The diversity of the groups involved in the Stonewall Uprising were crucial to its success. The patrons in the bar that night were “street kids,” young people with little to lose. The participants in the Uprising were multi-racial and multi-generational. Black, brown, white people all took part. Many of the leaders on the first night were Trans women of color, the most vulnerable population. They especially taunted the police in ways that enraged the NYPD and inspired the onlookers. The participants also included professional white gay men and women who had also seen enough. These groups came together, resisted together, and literally fought together. This had not happened before.
Having little or nothing to lose can be a freeing force. After so much harassment and frustration at the hands of the NYPD, one’s weakness can become power. Those with little to lose, the most vulnerable, came to the front, took leadership, and lit the match that started the Uprising. Trans women of color, who today are still among society’s most vulnerable members, fought the police from the beginning of the Uprising. They brought a signature style mixed with anger that inspired many others. Young people, sometimes called the “street kids,” also brought a “weakness” to the moment. They had already lost everything. They had left their families, their hometowns, and come to New York in search of a a life. Sometimes, fighting for your life is the only choice and it defines you.
Until you see the police turn and run from you, you cannot imagine the police turning and running from you. Until you take power for yourself, with others, it’s hard to imagine that power is there. One has to do it, to see it. That happened in the Stonewall Uprising. LGBTQ people watched Black Americans take control of their lives in the Civil Rights protests. They watched women in various women’s rights marches do the same. But they had always lived in fear of doing the same thing. That changed on the night of June 28, 1969. People realized the world would not end if they stood up for themselves. In fact, when they stood up for themselves, the world did not end, it changed.

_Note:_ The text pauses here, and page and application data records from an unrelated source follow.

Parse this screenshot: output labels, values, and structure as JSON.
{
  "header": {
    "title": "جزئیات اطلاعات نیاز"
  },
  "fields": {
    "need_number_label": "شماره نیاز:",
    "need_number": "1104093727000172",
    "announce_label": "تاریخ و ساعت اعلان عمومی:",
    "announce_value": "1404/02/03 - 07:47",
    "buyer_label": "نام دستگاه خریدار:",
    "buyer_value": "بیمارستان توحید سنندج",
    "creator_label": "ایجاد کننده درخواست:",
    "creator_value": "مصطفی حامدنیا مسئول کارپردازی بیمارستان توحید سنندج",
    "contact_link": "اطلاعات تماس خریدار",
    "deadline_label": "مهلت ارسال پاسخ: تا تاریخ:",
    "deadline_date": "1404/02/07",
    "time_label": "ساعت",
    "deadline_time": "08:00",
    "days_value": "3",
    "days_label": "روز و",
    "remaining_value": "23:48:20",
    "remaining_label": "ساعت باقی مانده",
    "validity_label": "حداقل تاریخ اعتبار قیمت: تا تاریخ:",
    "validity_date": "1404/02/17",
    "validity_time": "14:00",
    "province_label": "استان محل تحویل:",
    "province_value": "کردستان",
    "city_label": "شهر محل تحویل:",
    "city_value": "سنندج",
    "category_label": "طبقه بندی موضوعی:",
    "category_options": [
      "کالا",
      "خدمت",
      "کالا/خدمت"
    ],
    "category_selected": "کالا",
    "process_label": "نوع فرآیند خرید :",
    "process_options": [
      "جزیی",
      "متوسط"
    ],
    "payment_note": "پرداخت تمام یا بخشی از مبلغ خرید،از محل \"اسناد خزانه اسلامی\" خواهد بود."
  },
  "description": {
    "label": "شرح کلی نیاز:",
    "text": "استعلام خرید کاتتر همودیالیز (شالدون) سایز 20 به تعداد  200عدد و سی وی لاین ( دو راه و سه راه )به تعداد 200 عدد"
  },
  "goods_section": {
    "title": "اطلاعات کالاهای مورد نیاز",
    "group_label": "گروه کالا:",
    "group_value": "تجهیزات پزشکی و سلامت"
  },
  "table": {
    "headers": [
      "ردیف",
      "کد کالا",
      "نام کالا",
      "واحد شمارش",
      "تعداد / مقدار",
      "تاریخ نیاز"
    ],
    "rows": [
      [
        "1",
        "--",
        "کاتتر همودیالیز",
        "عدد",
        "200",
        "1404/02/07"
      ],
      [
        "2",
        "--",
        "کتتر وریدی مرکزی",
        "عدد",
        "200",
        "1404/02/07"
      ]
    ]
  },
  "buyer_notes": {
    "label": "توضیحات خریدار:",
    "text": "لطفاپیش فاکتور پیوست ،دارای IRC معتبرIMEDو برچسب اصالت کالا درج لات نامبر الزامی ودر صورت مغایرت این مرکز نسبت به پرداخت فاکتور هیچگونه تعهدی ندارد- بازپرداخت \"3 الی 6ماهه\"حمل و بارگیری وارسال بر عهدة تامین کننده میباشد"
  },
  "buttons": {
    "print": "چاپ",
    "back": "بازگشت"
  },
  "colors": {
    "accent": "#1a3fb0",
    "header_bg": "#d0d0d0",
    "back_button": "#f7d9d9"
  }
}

Today, as much as ever, we need the power of diversity, the freeing knowledge of our own weakness, and the awareness of our power. As LGBTQ people, to face the growing tide of violence, discrimination, and oppression, we need all our groups together. Trans women need the support of others and we all need their support and passion. In a world where human dignity is under assault, we need our diversity, weakness, and power to lift people up. In popular culture, we have many allies, but we also have vicious and violent voices like NBA star Kevin Durant’s, taunting and silencing LGBTQ people. We have political efforts in the United States to deny Trans people basic human rights. We have efforts to allow all manner of discrimination under the lie of “religious liberty.” If the signal mark of your Christianity is that you cannot sell an LGBTQ person a cake, or you cannot work with a same-sex couple on adoption, then you know nothing of Christianity. In a world where LGBTQ refugees face violence every day and indifference from the world, we need to take the lessons from the Stonewall Uprising and build more just communities in every country.
We need to teach and learn about the Stonewall Uprising. Most of us know little about it. I certainly was never taught about it in school. We need its lessons about the beauty and power of our diversity, the liberating nature of knowing one’s weakness, and the power we all have to make the world more just. It’s always time to learn from Stonewall.
The photographs above are from history.com and from the Stonewall Inn and Christopher Street National Historic Landmark.